▸ Description of the task: Write the records below out again. Match them exactly.
##########
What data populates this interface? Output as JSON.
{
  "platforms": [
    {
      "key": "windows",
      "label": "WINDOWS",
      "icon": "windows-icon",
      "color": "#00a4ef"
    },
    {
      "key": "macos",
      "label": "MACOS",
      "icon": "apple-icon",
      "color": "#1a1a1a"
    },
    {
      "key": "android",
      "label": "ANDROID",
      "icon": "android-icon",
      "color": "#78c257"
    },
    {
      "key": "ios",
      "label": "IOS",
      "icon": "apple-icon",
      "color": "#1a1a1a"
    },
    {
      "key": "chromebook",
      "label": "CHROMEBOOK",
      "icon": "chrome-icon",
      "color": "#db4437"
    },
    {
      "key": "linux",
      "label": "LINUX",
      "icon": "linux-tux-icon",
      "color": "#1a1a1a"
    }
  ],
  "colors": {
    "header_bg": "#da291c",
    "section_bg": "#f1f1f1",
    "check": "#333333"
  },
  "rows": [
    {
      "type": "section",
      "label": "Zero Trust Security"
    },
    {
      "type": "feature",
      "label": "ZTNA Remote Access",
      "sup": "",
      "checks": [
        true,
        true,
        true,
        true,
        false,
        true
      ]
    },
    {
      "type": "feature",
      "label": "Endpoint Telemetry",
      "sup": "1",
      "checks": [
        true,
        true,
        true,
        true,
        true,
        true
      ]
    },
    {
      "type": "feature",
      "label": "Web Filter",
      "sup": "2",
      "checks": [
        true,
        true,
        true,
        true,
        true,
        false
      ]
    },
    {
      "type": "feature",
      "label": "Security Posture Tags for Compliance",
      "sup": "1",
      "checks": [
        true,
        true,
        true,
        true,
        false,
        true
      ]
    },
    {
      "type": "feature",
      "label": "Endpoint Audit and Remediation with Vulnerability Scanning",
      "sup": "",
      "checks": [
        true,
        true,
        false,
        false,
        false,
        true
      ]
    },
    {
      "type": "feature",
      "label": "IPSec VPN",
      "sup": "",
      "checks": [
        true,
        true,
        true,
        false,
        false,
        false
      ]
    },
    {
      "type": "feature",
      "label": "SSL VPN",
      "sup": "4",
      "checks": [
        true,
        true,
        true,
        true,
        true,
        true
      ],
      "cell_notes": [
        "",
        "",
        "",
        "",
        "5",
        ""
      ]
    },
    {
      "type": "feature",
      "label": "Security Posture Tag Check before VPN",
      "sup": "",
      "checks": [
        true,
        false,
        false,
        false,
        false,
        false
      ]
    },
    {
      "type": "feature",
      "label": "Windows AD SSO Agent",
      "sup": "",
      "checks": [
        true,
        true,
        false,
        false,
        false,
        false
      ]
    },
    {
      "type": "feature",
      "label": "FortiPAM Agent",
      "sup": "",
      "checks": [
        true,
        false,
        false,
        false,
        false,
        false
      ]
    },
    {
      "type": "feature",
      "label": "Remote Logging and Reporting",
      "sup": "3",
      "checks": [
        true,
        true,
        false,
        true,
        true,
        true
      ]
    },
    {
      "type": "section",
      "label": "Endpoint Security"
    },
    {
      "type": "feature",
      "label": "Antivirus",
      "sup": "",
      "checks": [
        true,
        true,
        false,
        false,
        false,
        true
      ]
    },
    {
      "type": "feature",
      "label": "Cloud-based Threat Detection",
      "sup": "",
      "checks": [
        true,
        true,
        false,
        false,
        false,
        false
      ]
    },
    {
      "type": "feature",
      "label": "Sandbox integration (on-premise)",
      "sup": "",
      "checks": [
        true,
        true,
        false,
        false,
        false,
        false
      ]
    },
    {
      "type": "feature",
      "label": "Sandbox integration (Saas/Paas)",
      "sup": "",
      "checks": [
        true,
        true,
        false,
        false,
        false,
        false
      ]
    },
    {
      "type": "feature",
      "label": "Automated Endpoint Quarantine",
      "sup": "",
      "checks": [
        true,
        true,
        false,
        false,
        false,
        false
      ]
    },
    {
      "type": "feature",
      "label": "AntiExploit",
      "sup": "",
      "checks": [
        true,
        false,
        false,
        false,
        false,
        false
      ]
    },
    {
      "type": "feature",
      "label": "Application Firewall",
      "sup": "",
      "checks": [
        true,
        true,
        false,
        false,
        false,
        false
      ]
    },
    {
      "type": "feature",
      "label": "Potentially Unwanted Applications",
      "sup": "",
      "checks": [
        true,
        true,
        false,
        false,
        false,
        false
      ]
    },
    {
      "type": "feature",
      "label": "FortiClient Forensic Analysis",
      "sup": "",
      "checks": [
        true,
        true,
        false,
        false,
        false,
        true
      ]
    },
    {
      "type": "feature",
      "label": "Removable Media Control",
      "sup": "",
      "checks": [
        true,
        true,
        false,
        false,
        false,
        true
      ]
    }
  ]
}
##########
▸ Task output:
What data populates this interface? Output as JSON.
{
  "platforms": [
    {
      "key": "windows",
      "label": "WINDOWS",
      "icon": "windows-icon",
      "color": "#00a4ef"
    },
    {
      "key": "macos",
      "label": "MACOS",
      "icon": "apple-icon",
      "color": "#1a1a1a"
    },
    {
      "key": "android",
      "label": "ANDROID",
      "icon": "android-icon",
      "color": "#78c257"
    },
    {
      "key": "ios",
      "label": "IOS",
      "icon": "apple-icon",
      "color": "#1a1a1a"
    },
    {
      "key": "chromebook",
      "label": "CHROMEBOOK",
      "icon": "chrome-icon",
      "color": "#db4437"
    },
    {
      "key": "linux",
      "label": "LINUX",
      "icon": "linux-tux-icon",
      "color": "#1a1a1a"
    }
  ],
  "colors": {
    "header_bg": "#da291c",
    "section_bg": "#f1f1f1",
    "check": "#333333"
  },
  "rows": [
    {
      "type": "section",
      "label": "Zero Trust Security"
    },
    {
      "type": "feature",
      "label": "ZTNA Remote Access",
      "sup": "",
      "checks": [
        true,
        true,
        true,
        true,
        false,
        true
      ]
    },
    {
      "type": "feature",
      "label": "Endpoint Telemetry",
      "sup": "1",
      "checks": [
        true,
        true,
        true,
        true,
        true,
        true
      ]
    },
    {
      "type": "feature",
      "label": "Web Filter",
      "sup": "2",
      "checks": [
        true,
        true,
        true,
        true,
        true,
        false
      ]
    },
    {
      "type": "feature",
      "label": "Security Posture Tags for Compliance",
      "sup": "1",
      "checks": [
        true,
        true,
        true,
        true,
        false,
        true
      ]
    },
    {
      "type": "feature",
      "label": "Endpoint Audit and Remediation with Vulnerability Scanning",
      "sup": "",
      "checks": [
        true,
        true,
        false,
        false,
        false,
        true
      ]
    },
    {
      "type": "feature",
      "label": "IPSec VPN",
      "sup": "",
      "checks": [
        true,
        true,
        true,
        false,
        false,
        false
      ]
    },
    {
      "type": "feature",
      "label": "SSL VPN",
      "sup": "4",
      "checks": [
        true,
        true,
        true,
        true,
        true,
        true
      ],
      "cell_notes": [
        "",
        "",
        "",
        "",
        "5",
        ""
      ]
    },
    {
      "type": "feature",
      "label": "Security Posture Tag Check before VPN",
      "sup": "",
      "checks": [
        true,
        false,
        false,
        false,
        false,
        false
      ]
    },
    {
      "type": "feature",
      "label": "Windows AD SSO Agent",
      "sup": "",
      "checks": [
        true,
        true,
        false,
        false,
        false,
        false
      ]
    },
    {
      "type": "feature",
      "label": "FortiPAM Agent",
      "sup": "",
      "checks": [
        true,
        false,
        false,
        false,
        false,
        false
      ]
    },
    {
      "type": "feature",
      "label": "Remote Logging and Reporting",
      "sup": "3",
      "checks": [
        true,
        true,
        false,
        true,
        true,
        true
      ]
    },
    {
      "type": "section",
      "label": "Endpoint Security"
    },
    {
      "type": "feature",
      "label": "Antivirus",
      "sup": "",
      "checks": [
        true,
        true,
        false,
        false,
        false,
        true
      ]
    },
    {
      "type": "feature",
      "label": "Cloud-based Threat Detection",
      "sup": "",
      "checks": [
        true,
        true,
        false,
        false,
        false,
        false
      ]
    },
    {
      "type": "feature",
      "label": "Sandbox integration (on-premise)",
      "sup": "",
      "checks": [
        true,
        true,
        false,
        false,
        false,
        false
      ]
    },
    {
      "type": "feature",
      "label": "Sandbox integration (Saas/Paas)",
      "sup": "",
      "checks": [
        true,
        true,
        false,
        false,
        false,
        false
      ]
    },
    {
      "type": "feature",
      "label": "Automated Endpoint Quarantine",
      "sup": "",
      "checks": [
        true,
        true,
        false,
        false,
        false,
        false
      ]
    },
    {
      "type": "feature",
      "label": "AntiExploit",
      "sup": "",
      "checks": [
        true,
        false,
        false,
        false,
        false,
        false
      ]
    },
    {
      "type": "feature",
      "label": "Application Firewall",
      "sup": "",
      "checks": [
        true,
        true,
        false,
        false,
        false,
        false
      ]
    },
    {
      "type": "feature",
      "label": "Potentially Unwanted Applications",
      "sup": "",
      "checks": [
        true,
        true,
        false,
        false,
        false,
        false
      ]
    },
    {
      "type": "feature",
      "label": "FortiClient Forensic Analysis",
      "sup": "",
      "checks": [
        true,
        true,
        false,
        false,
        false,
        true
      ]
    },
    {
      "type": "feature",
      "label": "Removable Media Control",
      "sup": "",
      "checks": [
        true,
        true,
        false,
        false,
        false,
        true
      ]
    }
  ]
}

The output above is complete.